This article was provided by the Ontario Mining Association (OMA), an organization that was established in 1920 to represent the mining industry of the province.
A Memorandum of Understanding between Ontario Mining Association member Quadra FNX and the Sagamok Anishnawbek First Nation strengthens relationships among mining companies and First Nations in the province. The MOU is designed to serve as a foundation for a working relationship between both parties concerning Quadra FNX’s advanced exploration program on the Victoria Project in Sudbury.
Quadra FNX and the Sagamok First Nation will work towards a full Impact Benefits Agreement. The company is proceeding with efforts to gain environmental permitting for the project. The MOU was signed in Sudbury by Chief Paul Eshkakogan of the Sagamok First Nation and Michael Winship, Chief Operating Officer of Quadra FNX.
“This MOU will facilitate open and timely dialogue between Quadra FNX and our First Nation as it relates to the company’s activities to develop the Victoria Advanced Exploration project,” said Chief Eshkakogan. “We look forward to negotiating an IBA that will provide benefits for our members and ensure the environment and our traditional territories are protected.”
“We are very pleased to have signed an MOU with Sagamok,” said Paul Blythe, President and Chief Executive Officer of Quadra FNX. “As a company we believe in having a strong relationship with all First Nations communities and other stakeholders in the Sudbury area and this MOU is an important step in establishing a long term, mutually beneficial partnership.”
The Sagamok Anishnawbek First Nation is located on the north shore of Lake Huron about 80 kilometres west of Sudbury. The community, with a registered population of 2,636, is located in one of the most active mineral exploration areas in Canada.
Quadra FNX is a mid-tier copper mining company with offices in Vancouver and Toronto, which employs about 2,500 people in North America and South America. The company produces copper, nickel and precious metals from mines in Nevada, Arizona, Chile and Sudbury.

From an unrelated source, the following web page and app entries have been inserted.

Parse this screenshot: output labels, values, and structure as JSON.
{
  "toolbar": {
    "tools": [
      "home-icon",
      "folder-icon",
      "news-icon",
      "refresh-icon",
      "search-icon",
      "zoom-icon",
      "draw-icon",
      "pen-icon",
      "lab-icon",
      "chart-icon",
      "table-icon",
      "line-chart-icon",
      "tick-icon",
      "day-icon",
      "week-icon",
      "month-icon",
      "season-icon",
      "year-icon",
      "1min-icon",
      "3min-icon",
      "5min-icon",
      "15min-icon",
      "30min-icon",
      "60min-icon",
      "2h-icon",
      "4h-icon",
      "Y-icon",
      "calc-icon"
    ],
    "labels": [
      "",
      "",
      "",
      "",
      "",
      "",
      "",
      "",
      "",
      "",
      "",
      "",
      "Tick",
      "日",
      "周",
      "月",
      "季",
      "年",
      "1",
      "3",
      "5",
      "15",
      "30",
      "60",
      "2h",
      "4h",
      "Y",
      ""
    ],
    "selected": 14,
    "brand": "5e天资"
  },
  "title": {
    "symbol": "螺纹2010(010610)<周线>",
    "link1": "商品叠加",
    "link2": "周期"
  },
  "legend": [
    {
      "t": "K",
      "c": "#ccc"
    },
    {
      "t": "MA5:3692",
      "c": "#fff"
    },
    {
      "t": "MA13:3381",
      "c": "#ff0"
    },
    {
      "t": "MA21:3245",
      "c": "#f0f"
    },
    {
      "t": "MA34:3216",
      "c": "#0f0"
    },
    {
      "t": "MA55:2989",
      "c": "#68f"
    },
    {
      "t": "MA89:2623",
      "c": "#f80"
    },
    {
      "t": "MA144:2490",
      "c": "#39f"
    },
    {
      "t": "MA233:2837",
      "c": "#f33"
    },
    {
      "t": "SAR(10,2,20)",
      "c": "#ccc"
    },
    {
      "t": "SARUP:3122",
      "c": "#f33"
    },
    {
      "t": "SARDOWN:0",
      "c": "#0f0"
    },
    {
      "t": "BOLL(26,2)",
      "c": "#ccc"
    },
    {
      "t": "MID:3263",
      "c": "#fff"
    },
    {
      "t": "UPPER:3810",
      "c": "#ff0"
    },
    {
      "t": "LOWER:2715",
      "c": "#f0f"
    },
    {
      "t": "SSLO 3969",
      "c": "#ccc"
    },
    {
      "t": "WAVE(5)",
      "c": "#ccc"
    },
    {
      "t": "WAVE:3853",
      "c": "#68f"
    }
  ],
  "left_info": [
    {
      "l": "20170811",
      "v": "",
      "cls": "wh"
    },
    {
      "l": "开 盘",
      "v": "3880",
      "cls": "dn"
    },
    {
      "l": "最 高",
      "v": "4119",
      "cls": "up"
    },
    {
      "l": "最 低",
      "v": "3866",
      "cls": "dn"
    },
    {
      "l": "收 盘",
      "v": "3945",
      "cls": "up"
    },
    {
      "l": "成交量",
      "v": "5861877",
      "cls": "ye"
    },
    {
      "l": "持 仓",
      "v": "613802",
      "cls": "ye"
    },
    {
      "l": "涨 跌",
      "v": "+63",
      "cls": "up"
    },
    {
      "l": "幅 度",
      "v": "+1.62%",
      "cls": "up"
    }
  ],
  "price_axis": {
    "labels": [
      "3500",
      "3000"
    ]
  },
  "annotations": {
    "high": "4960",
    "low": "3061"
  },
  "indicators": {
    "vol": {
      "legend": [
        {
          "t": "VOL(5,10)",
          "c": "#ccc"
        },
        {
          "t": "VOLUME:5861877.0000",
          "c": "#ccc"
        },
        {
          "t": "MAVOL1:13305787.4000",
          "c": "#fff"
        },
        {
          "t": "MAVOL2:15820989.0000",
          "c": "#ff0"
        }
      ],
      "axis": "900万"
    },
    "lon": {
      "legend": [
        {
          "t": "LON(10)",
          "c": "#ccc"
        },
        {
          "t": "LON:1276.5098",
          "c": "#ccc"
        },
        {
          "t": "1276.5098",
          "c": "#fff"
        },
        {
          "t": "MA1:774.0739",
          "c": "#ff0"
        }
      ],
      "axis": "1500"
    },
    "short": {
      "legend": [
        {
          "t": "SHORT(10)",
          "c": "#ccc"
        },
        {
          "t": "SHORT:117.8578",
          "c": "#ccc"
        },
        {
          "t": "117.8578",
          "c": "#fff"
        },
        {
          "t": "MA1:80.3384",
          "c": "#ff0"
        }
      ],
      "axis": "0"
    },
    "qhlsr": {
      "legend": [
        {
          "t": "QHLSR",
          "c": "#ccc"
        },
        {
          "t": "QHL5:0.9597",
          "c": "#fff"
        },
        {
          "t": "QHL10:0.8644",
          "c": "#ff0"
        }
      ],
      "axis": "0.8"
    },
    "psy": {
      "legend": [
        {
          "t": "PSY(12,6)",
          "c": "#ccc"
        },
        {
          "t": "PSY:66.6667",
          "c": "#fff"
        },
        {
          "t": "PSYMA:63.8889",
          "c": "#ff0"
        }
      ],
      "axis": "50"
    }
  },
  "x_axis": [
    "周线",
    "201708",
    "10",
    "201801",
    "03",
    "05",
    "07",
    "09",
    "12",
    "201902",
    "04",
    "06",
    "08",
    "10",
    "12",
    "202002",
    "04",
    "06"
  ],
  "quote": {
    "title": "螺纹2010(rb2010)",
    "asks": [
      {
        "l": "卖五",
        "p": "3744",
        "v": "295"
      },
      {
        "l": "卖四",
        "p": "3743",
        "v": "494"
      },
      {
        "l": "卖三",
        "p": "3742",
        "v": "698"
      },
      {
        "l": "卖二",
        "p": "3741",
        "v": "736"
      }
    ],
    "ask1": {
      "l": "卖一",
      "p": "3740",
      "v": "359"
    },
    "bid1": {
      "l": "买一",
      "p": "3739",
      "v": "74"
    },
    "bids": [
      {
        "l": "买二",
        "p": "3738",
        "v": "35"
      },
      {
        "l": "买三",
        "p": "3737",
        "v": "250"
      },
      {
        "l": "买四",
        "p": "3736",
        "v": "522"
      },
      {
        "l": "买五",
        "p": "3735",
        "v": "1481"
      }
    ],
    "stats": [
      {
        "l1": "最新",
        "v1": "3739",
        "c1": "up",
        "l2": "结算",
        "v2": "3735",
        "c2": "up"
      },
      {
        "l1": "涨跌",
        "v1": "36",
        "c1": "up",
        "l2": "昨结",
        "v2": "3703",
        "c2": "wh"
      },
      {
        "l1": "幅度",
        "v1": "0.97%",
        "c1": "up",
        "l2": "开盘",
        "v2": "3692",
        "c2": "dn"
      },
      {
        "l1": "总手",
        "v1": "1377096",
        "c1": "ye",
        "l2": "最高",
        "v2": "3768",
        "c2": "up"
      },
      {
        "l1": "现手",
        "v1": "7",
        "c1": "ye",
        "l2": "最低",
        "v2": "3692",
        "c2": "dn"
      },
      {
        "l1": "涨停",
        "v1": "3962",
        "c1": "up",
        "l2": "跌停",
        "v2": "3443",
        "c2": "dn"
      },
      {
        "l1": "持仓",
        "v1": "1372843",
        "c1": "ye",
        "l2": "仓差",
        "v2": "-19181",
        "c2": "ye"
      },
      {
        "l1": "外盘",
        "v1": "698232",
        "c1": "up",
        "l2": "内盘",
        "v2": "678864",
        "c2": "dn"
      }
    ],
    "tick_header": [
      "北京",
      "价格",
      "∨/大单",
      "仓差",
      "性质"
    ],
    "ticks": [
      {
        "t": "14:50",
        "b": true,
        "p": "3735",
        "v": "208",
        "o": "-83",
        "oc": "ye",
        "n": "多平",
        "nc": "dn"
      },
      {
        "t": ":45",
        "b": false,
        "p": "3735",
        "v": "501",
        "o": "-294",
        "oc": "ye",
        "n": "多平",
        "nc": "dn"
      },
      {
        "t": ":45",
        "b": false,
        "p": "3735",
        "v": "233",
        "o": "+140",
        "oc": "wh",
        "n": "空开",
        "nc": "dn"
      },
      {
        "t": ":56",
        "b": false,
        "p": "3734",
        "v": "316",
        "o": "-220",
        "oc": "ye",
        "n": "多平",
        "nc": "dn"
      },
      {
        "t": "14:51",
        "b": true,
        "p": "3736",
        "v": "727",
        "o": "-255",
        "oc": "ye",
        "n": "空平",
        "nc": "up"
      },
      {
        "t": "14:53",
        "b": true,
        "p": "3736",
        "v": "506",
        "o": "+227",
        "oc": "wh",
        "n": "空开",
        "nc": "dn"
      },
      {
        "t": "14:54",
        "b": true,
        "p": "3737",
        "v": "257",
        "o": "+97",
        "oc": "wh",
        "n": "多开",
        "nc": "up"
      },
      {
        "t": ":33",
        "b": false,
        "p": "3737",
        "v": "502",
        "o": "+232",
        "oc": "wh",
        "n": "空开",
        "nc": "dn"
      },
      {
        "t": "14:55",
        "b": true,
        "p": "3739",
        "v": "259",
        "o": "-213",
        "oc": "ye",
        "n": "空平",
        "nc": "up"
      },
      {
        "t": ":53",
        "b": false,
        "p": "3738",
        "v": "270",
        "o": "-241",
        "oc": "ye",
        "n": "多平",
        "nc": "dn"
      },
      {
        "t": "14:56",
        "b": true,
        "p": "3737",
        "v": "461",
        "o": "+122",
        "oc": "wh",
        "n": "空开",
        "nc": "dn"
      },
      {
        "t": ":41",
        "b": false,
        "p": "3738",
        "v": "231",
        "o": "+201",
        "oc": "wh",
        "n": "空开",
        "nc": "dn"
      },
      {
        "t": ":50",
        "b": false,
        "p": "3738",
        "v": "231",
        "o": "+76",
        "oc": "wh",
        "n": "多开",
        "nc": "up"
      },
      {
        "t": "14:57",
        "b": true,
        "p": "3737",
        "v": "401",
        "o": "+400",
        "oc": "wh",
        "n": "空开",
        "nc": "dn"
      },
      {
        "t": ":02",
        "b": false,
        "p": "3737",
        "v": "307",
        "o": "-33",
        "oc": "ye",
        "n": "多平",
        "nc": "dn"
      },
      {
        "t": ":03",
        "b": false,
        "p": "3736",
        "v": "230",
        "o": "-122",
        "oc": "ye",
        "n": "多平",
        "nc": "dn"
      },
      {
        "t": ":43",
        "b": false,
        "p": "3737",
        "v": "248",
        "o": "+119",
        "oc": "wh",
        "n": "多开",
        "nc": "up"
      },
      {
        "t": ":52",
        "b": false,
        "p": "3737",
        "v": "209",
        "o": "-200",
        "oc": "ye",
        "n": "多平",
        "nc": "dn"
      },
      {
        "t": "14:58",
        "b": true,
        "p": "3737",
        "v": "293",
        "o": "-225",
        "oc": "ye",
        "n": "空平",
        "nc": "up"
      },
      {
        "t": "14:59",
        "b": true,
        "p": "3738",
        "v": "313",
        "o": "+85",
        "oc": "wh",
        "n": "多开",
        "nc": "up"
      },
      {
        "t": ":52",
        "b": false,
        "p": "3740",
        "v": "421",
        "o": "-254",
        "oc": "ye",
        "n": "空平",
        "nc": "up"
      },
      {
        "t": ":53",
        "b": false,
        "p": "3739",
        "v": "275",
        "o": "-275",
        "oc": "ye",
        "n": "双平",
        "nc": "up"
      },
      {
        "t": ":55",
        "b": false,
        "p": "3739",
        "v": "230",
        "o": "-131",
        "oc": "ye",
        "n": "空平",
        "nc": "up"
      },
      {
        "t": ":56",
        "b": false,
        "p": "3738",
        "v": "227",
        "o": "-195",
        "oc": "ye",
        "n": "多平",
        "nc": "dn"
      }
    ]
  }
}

It has two major development projects – Sierra Gorda, a copper-molybdenum deposit in Chile and Victoria in Ontario.
The Victoria Project is believed to contain 3.4 billion pounds of copper equivalent. It is a poly-metallic deposit containing copper, nickel and precious metals located about 30 kilometres southwest of downtown Sudbury. The capital cost to develop the property is estimated at $750 million.
Mining is the largest private sector employer of Aboriginals in Canada. Aboriginals represent 7.5% of the mining workforce. Between 1996 and 2006, there was a 43% increase in the number of Aboriginals employed in the mineral sector rising from 2,600 to more than 4,500. In the six years since, 2006, this number has increased significantly as more mining exploration and development takes place in areas close to Aboriginal communities.